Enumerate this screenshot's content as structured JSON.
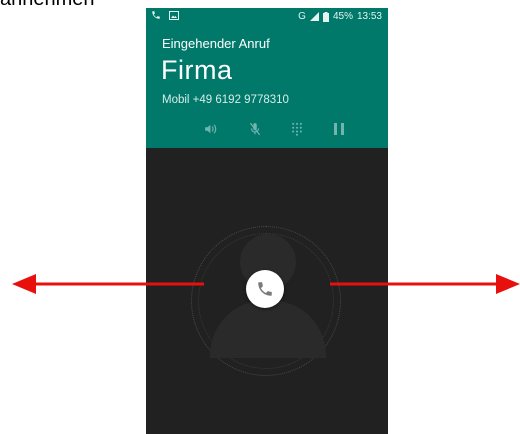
{
  "caption": {
    "text": "annehmen"
  },
  "status_bar": {
    "network": "G",
    "battery": "45%",
    "time": "13:53"
  },
  "call": {
    "title": "Eingehender Anruf",
    "caller": "Firma",
    "number": "Mobil +49 6192 9778310"
  },
  "controls": [
    "speaker-icon",
    "mute-icon",
    "dialpad-icon",
    "pause-icon"
  ],
  "colors": {
    "header": "#00796b",
    "background": "#212121",
    "arrow": "#e8100c"
  }
}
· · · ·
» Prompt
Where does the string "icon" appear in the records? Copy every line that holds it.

» Result
    "speaker-icon",
    "mute-icon",
    "dialpad-icon",
    "pause-icon"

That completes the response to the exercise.